— Assigned task —
Go through the entries and copy every one exactly.

— Supplied material —
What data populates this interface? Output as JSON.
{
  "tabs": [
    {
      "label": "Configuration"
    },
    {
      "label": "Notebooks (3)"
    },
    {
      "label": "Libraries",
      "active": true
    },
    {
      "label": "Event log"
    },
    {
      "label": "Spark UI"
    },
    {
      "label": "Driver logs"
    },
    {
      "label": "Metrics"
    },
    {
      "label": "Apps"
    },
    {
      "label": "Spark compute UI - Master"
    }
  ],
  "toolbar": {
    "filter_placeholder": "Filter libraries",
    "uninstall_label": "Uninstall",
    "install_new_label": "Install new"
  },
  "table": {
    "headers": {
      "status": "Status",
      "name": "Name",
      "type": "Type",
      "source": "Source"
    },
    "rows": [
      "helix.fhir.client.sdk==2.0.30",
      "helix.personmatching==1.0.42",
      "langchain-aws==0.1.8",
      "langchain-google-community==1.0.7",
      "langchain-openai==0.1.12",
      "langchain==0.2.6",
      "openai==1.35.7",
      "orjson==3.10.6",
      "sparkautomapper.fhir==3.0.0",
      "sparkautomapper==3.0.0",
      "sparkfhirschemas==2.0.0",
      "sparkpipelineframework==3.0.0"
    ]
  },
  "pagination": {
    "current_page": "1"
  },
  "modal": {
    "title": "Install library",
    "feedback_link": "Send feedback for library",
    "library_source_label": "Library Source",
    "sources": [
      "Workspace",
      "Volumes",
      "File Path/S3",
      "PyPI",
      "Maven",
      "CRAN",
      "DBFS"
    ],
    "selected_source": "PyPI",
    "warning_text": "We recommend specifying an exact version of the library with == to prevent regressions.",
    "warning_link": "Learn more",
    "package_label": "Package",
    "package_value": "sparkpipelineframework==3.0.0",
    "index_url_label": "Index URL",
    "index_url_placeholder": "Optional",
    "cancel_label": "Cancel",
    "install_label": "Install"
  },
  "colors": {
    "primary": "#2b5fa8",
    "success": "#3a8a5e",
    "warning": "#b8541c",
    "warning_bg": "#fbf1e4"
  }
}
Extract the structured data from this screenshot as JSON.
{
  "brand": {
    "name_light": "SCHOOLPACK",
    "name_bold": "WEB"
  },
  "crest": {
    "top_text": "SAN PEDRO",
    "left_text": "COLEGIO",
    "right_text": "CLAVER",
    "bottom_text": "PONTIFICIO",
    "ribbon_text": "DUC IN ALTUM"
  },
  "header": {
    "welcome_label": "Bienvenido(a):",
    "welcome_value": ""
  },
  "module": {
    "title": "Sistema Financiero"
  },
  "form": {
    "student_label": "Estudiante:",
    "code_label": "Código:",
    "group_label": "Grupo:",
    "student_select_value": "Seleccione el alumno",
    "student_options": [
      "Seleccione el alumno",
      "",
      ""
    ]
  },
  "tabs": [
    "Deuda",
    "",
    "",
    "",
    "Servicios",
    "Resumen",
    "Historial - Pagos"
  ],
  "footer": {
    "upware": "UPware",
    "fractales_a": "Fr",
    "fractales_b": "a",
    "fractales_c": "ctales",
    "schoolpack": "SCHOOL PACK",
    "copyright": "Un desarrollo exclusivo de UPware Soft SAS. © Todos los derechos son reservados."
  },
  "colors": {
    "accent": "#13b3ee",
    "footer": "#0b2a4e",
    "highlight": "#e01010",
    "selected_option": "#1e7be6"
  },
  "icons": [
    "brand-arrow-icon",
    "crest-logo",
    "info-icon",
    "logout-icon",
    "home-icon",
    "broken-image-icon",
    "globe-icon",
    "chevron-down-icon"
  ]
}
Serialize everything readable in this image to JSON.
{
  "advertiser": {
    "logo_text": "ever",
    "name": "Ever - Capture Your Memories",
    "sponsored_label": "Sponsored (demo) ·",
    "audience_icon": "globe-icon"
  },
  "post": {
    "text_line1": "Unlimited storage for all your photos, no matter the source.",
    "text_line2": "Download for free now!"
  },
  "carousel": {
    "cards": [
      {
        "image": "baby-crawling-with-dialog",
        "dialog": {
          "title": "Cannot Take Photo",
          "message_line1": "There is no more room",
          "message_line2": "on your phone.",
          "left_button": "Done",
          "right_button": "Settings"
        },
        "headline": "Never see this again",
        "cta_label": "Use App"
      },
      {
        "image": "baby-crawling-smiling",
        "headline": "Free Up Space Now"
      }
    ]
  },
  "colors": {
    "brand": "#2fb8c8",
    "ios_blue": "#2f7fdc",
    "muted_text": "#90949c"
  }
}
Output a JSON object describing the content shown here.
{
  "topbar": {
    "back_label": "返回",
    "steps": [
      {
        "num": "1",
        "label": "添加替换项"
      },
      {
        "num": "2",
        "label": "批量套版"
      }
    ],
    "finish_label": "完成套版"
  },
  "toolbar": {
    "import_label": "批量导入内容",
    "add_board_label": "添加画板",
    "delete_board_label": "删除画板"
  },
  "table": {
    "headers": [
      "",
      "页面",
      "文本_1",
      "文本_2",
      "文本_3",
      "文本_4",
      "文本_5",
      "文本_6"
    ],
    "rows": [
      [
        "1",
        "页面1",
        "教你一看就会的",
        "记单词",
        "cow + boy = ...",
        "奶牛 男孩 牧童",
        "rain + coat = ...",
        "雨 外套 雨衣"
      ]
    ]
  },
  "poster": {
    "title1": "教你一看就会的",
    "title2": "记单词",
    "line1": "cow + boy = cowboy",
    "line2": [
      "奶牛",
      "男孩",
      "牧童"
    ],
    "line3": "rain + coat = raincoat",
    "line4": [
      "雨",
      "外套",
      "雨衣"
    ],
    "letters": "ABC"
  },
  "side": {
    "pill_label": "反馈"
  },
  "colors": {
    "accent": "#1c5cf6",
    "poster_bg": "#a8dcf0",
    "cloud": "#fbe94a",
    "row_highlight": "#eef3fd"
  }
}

— Result of the exercise —
What data populates this interface? Output as JSON.
{
  "tabs": [
    {
      "label": "Configuration"
    },
    {
      "label": "Notebooks (3)"
    },
    {
      "label": "Libraries",
      "active": true
    },
    {
      "label": "Event log"
    },
    {
      "label": "Spark UI"
    },
    {
      "label": "Driver logs"
    },
    {
      "label": "Metrics"
    },
    {
      "label": "Apps"
    },
    {
      "label": "Spark compute UI - Master"
    }
  ],
  "toolbar": {
    "filter_placeholder": "Filter libraries",
    "uninstall_label": "Uninstall",
    "install_new_label": "Install new"
  },
  "table": {
    "headers": {
      "status": "Status",
      "name": "Name",
      "type": "Type",
      "source": "Source"
    },
    "rows": [
      "helix.fhir.client.sdk==2.0.30",
      "helix.personmatching==1.0.42",
      "langchain-aws==0.1.8",
      "langchain-google-community==1.0.7",
      "langchain-openai==0.1.12",
      "langchain==0.2.6",
      "openai==1.35.7",
      "orjson==3.10.6",
      "sparkautomapper.fhir==3.0.0",
      "sparkautomapper==3.0.0",
      "sparkfhirschemas==2.0.0",
      "sparkpipelineframework==3.0.0"
    ]
  },
  "pagination": {
    "current_page": "1"
  },
  "modal": {
    "title": "Install library",
    "feedback_link": "Send feedback for library",
    "library_source_label": "Library Source",
    "sources": [
      "Workspace",
      "Volumes",
      "File Path/S3",
      "PyPI",
      "Maven",
      "CRAN",
      "DBFS"
    ],
    "selected_source": "PyPI",
    "warning_text": "We recommend specifying an exact version of the library with == to prevent regressions.",
    "warning_link": "Learn more",
    "package_label": "Package",
    "package_value": "sparkpipelineframework==3.0.0",
    "index_url_label": "Index URL",
    "index_url_placeholder": "Optional",
    "cancel_label": "Cancel",
    "install_label": "Install"
  },
  "colors": {
    "primary": "#2b5fa8",
    "success": "#3a8a5e",
    "warning": "#b8541c",
    "warning_bg": "#fbf1e4"
  }
}
Extract the structured data from this screenshot as JSON.
{
  "brand": {
    "name_light": "SCHOOLPACK",
    "name_bold": "WEB"
  },
  "crest": {
    "top_text": "SAN PEDRO",
    "left_text": "COLEGIO",
    "right_text": "CLAVER",
    "bottom_text": "PONTIFICIO",
    "ribbon_text": "DUC IN ALTUM"
  },
  "header": {
    "welcome_label": "Bienvenido(a):",
    "welcome_value": ""
  },
  "module": {
    "title": "Sistema Financiero"
  },
  "form": {
    "student_label": "Estudiante:",
    "code_label": "Código:",
    "group_label": "Grupo:",
    "student_select_value": "Seleccione el alumno",
    "student_options": [
      "Seleccione el alumno",
      "",
      ""
    ]
  },
  "tabs": [
    "Deuda",
    "",
    "",
    "",
    "Servicios",
    "Resumen",
    "Historial - Pagos"
  ],
  "footer": {
    "upware": "UPware",
    "fractales_a": "Fr",
    "fractales_b": "a",
    "fractales_c": "ctales",
    "schoolpack": "SCHOOL PACK",
    "copyright": "Un desarrollo exclusivo de UPware Soft SAS. © Todos los derechos son reservados."
  },
  "colors": {
    "accent": "#13b3ee",
    "footer": "#0b2a4e",
    "highlight": "#e01010",
    "selected_option": "#1e7be6"
  },
  "icons": [
    "brand-arrow-icon",
    "crest-logo",
    "info-icon",
    "logout-icon",
    "home-icon",
    "broken-image-icon",
    "globe-icon",
    "chevron-down-icon"
  ]
}
Serialize everything readable in this image to JSON.
{
  "advertiser": {
    "logo_text": "ever",
    "name": "Ever - Capture Your Memories",
    "sponsored_label": "Sponsored (demo) ·",
    "audience_icon": "globe-icon"
  },
  "post": {
    "text_line1": "Unlimited storage for all your photos, no matter the source.",
    "text_line2": "Download for free now!"
  },
  "carousel": {
    "cards": [
      {
        "image": "baby-crawling-with-dialog",
        "dialog": {
          "title": "Cannot Take Photo",
          "message_line1": "There is no more room",
          "message_line2": "on your phone.",
          "left_button": "Done",
          "right_button": "Settings"
        },
        "headline": "Never see this again",
        "cta_label": "Use App"
      },
      {
        "image": "baby-crawling-smiling",
        "headline": "Free Up Space Now"
      }
    ]
  },
  "colors": {
    "brand": "#2fb8c8",
    "ios_blue": "#2f7fdc",
    "muted_text": "#90949c"
  }
}
Output a JSON object describing the content shown here.
{
  "topbar": {
    "back_label": "返回",
    "steps": [
      {
        "num": "1",
        "label": "添加替换项"
      },
      {
        "num": "2",
        "label": "批量套版"
      }
    ],
    "finish_label": "完成套版"
  },
  "toolbar": {
    "import_label": "批量导入内容",
    "add_board_label": "添加画板",
    "delete_board_label": "删除画板"
  },
  "table": {
    "headers": [
      "",
      "页面",
      "文本_1",
      "文本_2",
      "文本_3",
      "文本_4",
      "文本_5",
      "文本_6"
    ],
    "rows": [
      [
        "1",
        "页面1",
        "教你一看就会的",
        "记单词",
        "cow + boy = ...",
        "奶牛 男孩 牧童",
        "rain + coat = ...",
        "雨 外套 雨衣"
      ]
    ]
  },
  "poster": {
    "title1": "教你一看就会的",
    "title2": "记单词",
    "line1": "cow + boy = cowboy",
    "line2": [
      "奶牛",
      "男孩",
      "牧童"
    ],
    "line3": "rain + coat = raincoat",
    "line4": [
      "雨",
      "外套",
      "雨衣"
    ],
    "letters": "ABC"
  },
  "side": {
    "pill_label": "反馈"
  },
  "colors": {
    "accent": "#1c5cf6",
    "poster_bg": "#a8dcf0",
    "cloud": "#fbe94a",
    "row_highlight": "#eef3fd"
  }
}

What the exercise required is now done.